Smartphones are getting bigger and it appears that Apple in joining the trend. Rumor has it that the company will be coming out with 4.7-inch and 5.5-inch versions of the iPhone 6 later this year, both of which would be much larger than the current 4-inch iPhone 5s.
There are many unanswered questions regarding how the software on a large iPhone 6 would be affected, but with the market moving toward larger screens it is plausible that these rumors are correct.
Most recently, Reuters reported that Apple would be holding back on the 5.5-inch iPhone for a little while. By doing this, Apple would reportedly be able to focus on the 4.7-inch iPhone 6, which would be its primary release at the end of the summer or in the early fall.
It Makes Sense
The vast majority of smartphones released in 2013 and the beginning of 2014 have been at least 4.7-inches and when it comes to Android handsets specifically, 5-inches is a very popular size. Even though Apple does not make major decisions based on market trends, it appears that large smartphones are simply too common for Apple to ignore.
We asked Weston Henderek, a principal analyst with Current Analysis, for his view on larger smartphones and what Apple will focus on with the iPhone 6. He told us that given the trend toward larger screen sizes, there is a fair chance that Apple will come out with a different size iPhone.
“We believe that there is a strong possibility for a larger iPhone this year," Henderek said. “There has been a trend towards larger devices and Apple has surely noticed this.”
If the most recent rumors and reports are correct, Apple will begin production of the 4.7-inch iPhone 6 in May and will begin work on the larger version of the handset several months later. With that sort of timeline, Apple is on track to announce and release its flagship smartphone around the same time as last year.

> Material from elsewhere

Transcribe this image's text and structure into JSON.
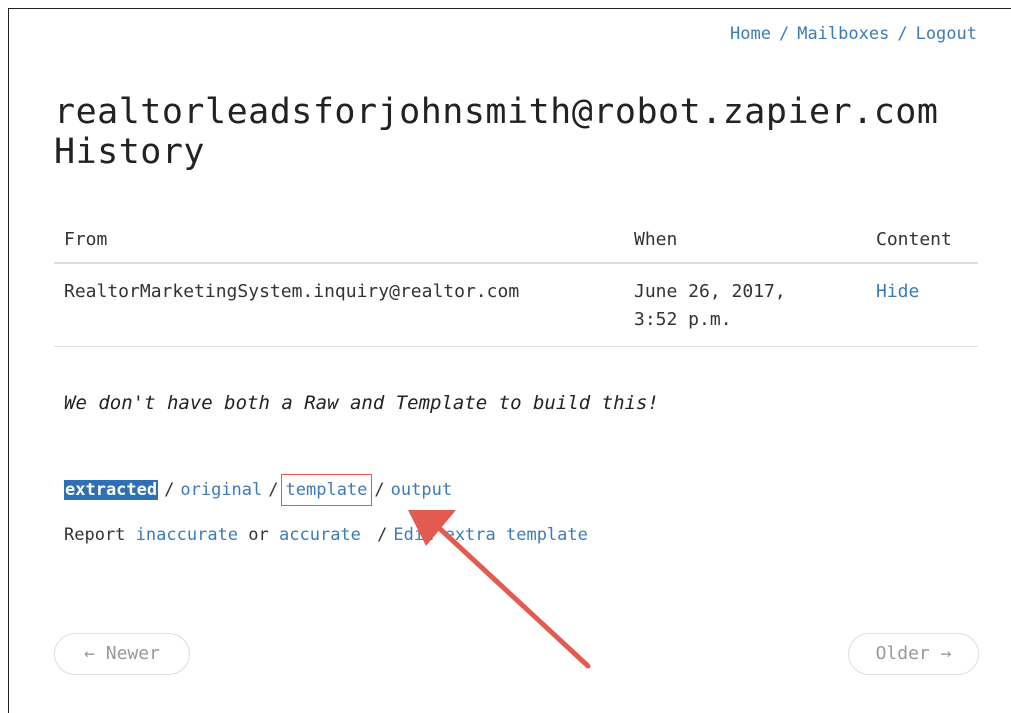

Of all the tech companies, Apple is far from the most talkative, and it is not easy to get from the firm about future products. However, Apple CEO Tim Cook has not been completely silent when it comes to a larger iPhone. In an interview with the Wall Street Journal earlier this year, Cook said that bringing a larger iPhone to the market is entirely dependent on the technology and in particular, the resolution.
“What we’ve said is that until the technology is ready, we don’t want to cross that line. That doesn’t say we’ll never do it.” said Cook. “We want to give our customers what’s right in all respects -- not just the size but in the resolution, in the clarity, in the contrast, in the reliability.”